(Component data from apps and pages)
---*---

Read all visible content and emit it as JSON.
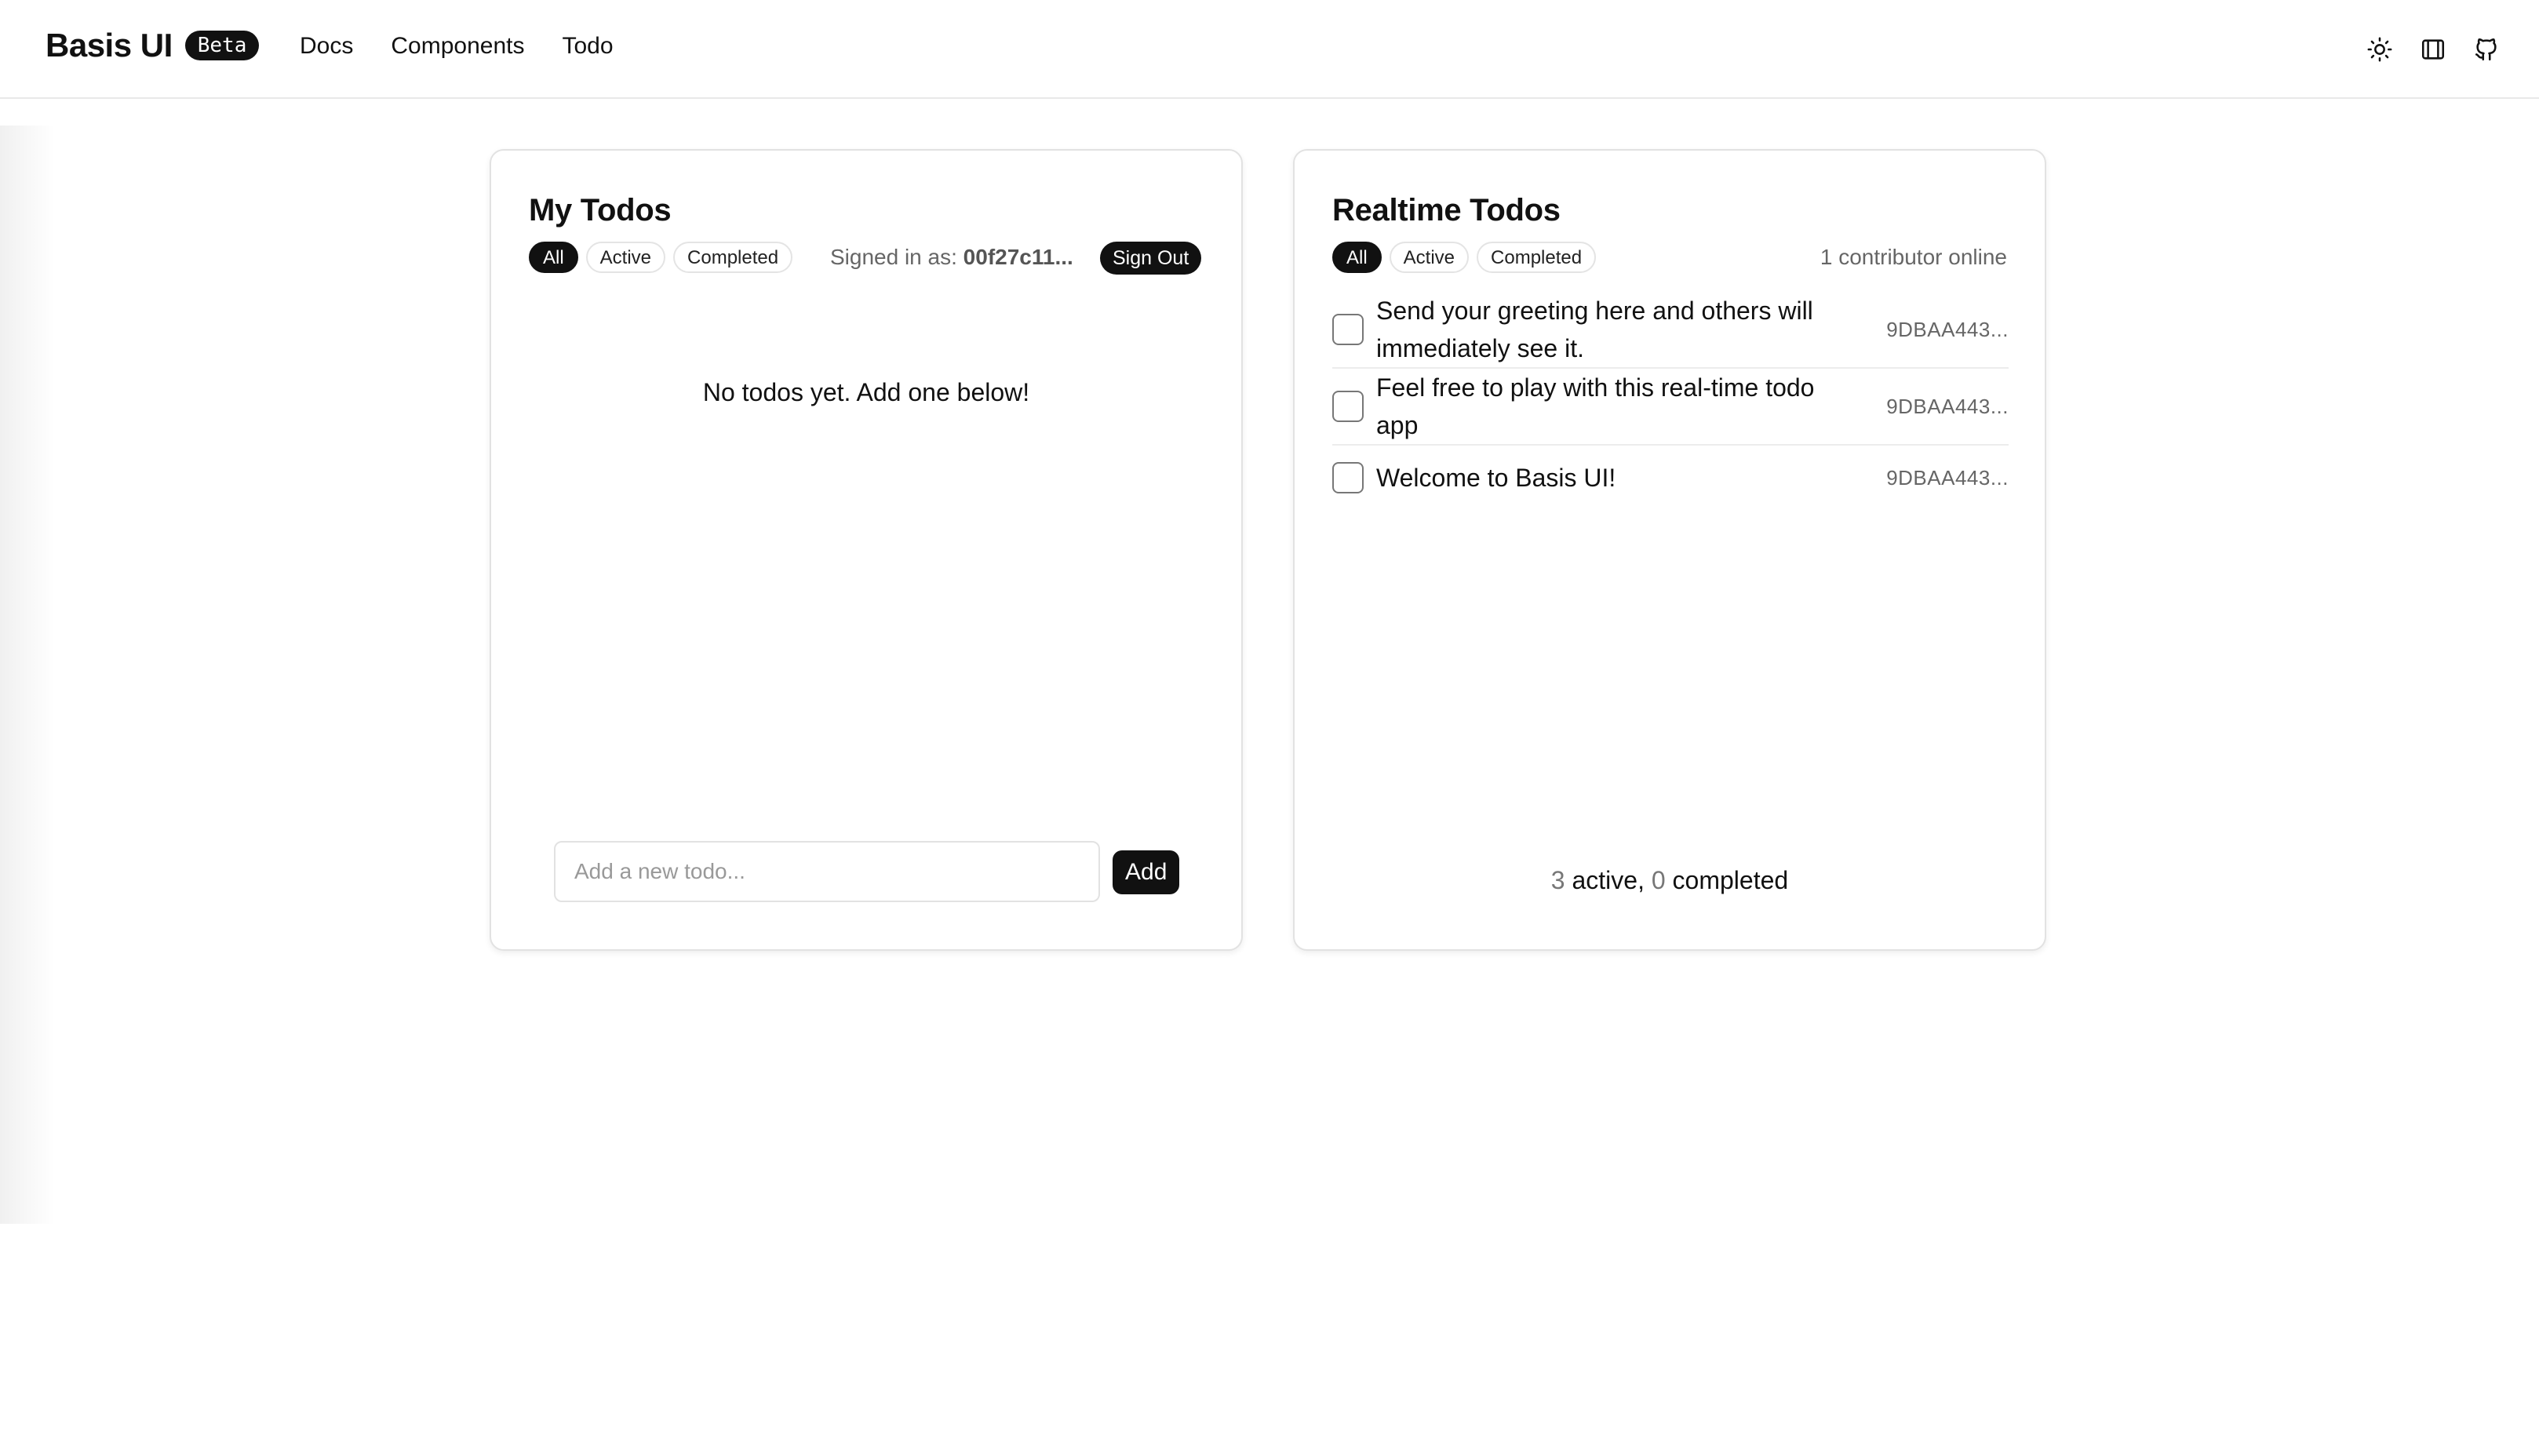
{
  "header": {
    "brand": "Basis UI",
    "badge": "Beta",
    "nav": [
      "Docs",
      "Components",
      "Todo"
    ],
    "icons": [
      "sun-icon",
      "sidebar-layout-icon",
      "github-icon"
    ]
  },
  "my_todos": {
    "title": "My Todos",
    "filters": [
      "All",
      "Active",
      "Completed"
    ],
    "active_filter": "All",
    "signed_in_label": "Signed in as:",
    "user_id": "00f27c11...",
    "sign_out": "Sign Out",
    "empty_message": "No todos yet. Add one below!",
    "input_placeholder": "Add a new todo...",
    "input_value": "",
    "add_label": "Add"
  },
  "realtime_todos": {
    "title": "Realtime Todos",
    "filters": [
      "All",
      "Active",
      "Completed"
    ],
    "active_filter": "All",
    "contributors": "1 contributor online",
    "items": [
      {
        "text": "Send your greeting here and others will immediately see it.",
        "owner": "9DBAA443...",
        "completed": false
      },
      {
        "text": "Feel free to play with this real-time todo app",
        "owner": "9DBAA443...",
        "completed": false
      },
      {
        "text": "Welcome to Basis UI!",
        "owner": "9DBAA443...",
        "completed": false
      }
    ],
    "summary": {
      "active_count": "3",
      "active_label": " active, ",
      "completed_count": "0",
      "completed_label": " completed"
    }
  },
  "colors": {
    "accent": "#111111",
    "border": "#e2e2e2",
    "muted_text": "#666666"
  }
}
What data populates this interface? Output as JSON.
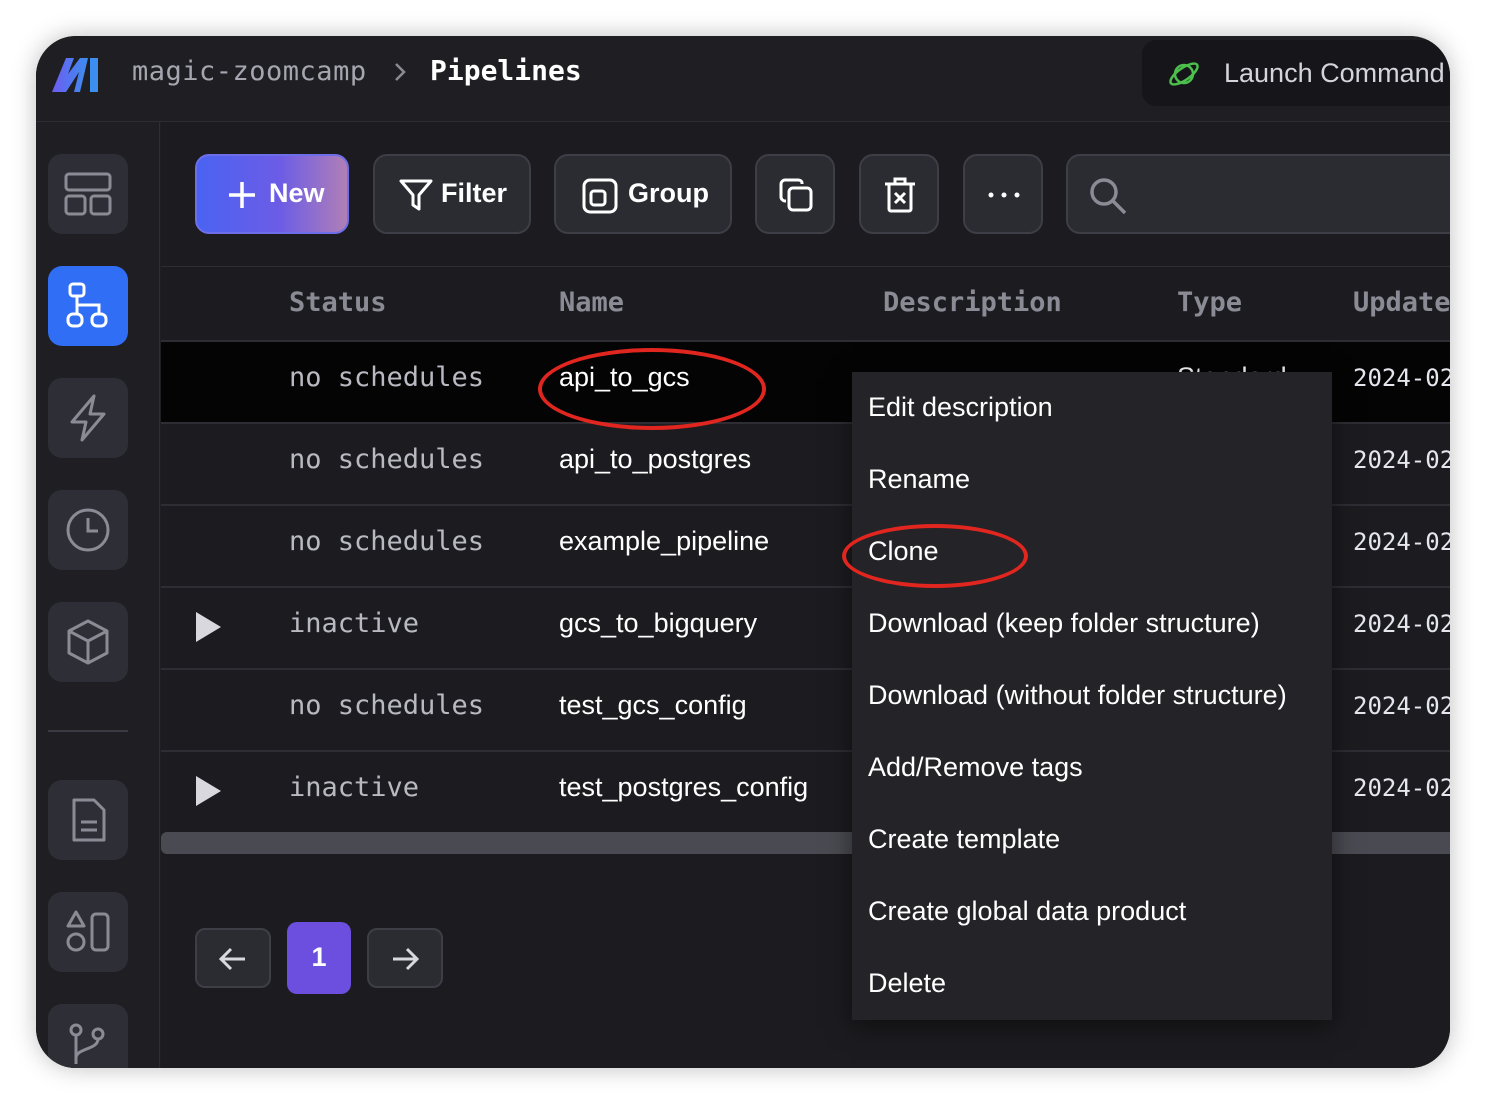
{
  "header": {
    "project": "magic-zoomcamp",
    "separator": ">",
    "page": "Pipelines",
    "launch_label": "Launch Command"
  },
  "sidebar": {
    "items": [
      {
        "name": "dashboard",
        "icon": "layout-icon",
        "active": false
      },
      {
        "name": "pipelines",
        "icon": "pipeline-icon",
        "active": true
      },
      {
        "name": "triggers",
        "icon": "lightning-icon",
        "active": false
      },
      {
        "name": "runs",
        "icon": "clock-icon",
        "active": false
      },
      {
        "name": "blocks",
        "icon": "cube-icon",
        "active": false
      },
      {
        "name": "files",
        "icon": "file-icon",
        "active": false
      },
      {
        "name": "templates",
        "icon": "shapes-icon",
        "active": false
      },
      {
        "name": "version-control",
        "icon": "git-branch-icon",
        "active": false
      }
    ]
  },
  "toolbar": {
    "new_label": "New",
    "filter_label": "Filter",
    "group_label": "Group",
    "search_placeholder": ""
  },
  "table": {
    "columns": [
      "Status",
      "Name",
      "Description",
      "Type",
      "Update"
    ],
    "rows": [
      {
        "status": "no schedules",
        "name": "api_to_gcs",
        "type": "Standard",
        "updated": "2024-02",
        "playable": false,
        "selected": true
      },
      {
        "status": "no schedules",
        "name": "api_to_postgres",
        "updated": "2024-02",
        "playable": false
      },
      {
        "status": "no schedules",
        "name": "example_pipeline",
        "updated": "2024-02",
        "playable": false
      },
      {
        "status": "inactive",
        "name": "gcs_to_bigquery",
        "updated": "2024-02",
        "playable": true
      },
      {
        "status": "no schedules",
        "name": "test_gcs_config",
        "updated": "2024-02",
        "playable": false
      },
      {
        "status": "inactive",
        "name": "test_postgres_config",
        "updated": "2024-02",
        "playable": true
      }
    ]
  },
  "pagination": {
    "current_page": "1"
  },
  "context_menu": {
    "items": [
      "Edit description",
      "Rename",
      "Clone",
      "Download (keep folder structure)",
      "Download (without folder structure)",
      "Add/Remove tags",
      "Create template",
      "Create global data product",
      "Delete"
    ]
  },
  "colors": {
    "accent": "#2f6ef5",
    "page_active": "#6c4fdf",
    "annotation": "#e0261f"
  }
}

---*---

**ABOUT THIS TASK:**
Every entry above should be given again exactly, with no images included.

**RESULT OF THIS EXERCISE:**
Read all visible content and emit it as JSON.
{
  "header": {
    "brand": "Basis UI",
    "badge": "Beta",
    "nav": [
      "Docs",
      "Components",
      "Todo"
    ],
    "icons": [
      "sun-icon",
      "sidebar-layout-icon",
      "github-icon"
    ]
  },
  "my_todos": {
    "title": "My Todos",
    "filters": [
      "All",
      "Active",
      "Completed"
    ],
    "active_filter": "All",
    "signed_in_label": "Signed in as:",
    "user_id": "00f27c11...",
    "sign_out": "Sign Out",
    "empty_message": "No todos yet. Add one below!",
    "input_placeholder": "Add a new todo...",
    "input_value": "",
    "add_label": "Add"
  },
  "realtime_todos": {
    "title": "Realtime Todos",
    "filters": [
      "All",
      "Active",
      "Completed"
    ],
    "active_filter": "All",
    "contributors": "1 contributor online",
    "items": [
      {
        "text": "Send your greeting here and others will immediately see it.",
        "owner": "9DBAA443...",
        "completed": false
      },
      {
        "text": "Feel free to play with this real-time todo app",
        "owner": "9DBAA443...",
        "completed": false
      },
      {
        "text": "Welcome to Basis UI!",
        "owner": "9DBAA443...",
        "completed": false
      }
    ],
    "summary": {
      "active_count": "3",
      "active_label": " active, ",
      "completed_count": "0",
      "completed_label": " completed"
    }
  },
  "colors": {
    "accent": "#111111",
    "border": "#e2e2e2",
    "muted_text": "#666666"
  }
}
What data populates this interface? Output as JSON.
{
  "header": {
    "project": "magic-zoomcamp",
    "separator": ">",
    "page": "Pipelines",
    "launch_label": "Launch Command"
  },
  "sidebar": {
    "items": [
      {
        "name": "dashboard",
        "icon": "layout-icon",
        "active": false
      },
      {
        "name": "pipelines",
        "icon": "pipeline-icon",
        "active": true
      },
      {
        "name": "triggers",
        "icon": "lightning-icon",
        "active": false
      },
      {
        "name": "runs",
        "icon": "clock-icon",
        "active": false
      },
      {
        "name": "blocks",
        "icon": "cube-icon",
        "active": false
      },
      {
        "name": "files",
        "icon": "file-icon",
        "active": false
      },
      {
        "name": "templates",
        "icon": "shapes-icon",
        "active": false
      },
      {
        "name": "version-control",
        "icon": "git-branch-icon",
        "active": false
      }
    ]
  },
  "toolbar": {
    "new_label": "New",
    "filter_label": "Filter",
    "group_label": "Group",
    "search_placeholder": ""
  },
  "table": {
    "columns": [
      "Status",
      "Name",
      "Description",
      "Type",
      "Update"
    ],
    "rows": [
      {
        "status": "no schedules",
        "name": "api_to_gcs",
        "type": "Standard",
        "updated": "2024-02",
        "playable": false,
        "selected": true
      },
      {
        "status": "no schedules",
        "name": "api_to_postgres",
        "updated": "2024-02",
        "playable": false
      },
      {
        "status": "no schedules",
        "name": "example_pipeline",
        "updated": "2024-02",
        "playable": false
      },
      {
        "status": "inactive",
        "name": "gcs_to_bigquery",
        "updated": "2024-02",
        "playable": true
      },
      {
        "status": "no schedules",
        "name": "test_gcs_config",
        "updated": "2024-02",
        "playable": false
      },
      {
        "status": "inactive",
        "name": "test_postgres_config",
        "updated": "2024-02",
        "playable": true
      }
    ]
  },
  "pagination": {
    "current_page": "1"
  },
  "context_menu": {
    "items": [
      "Edit description",
      "Rename",
      "Clone",
      "Download (keep folder structure)",
      "Download (without folder structure)",
      "Add/Remove tags",
      "Create template",
      "Create global data product",
      "Delete"
    ]
  },
  "colors": {
    "accent": "#2f6ef5",
    "page_active": "#6c4fdf",
    "annotation": "#e0261f"
  }
}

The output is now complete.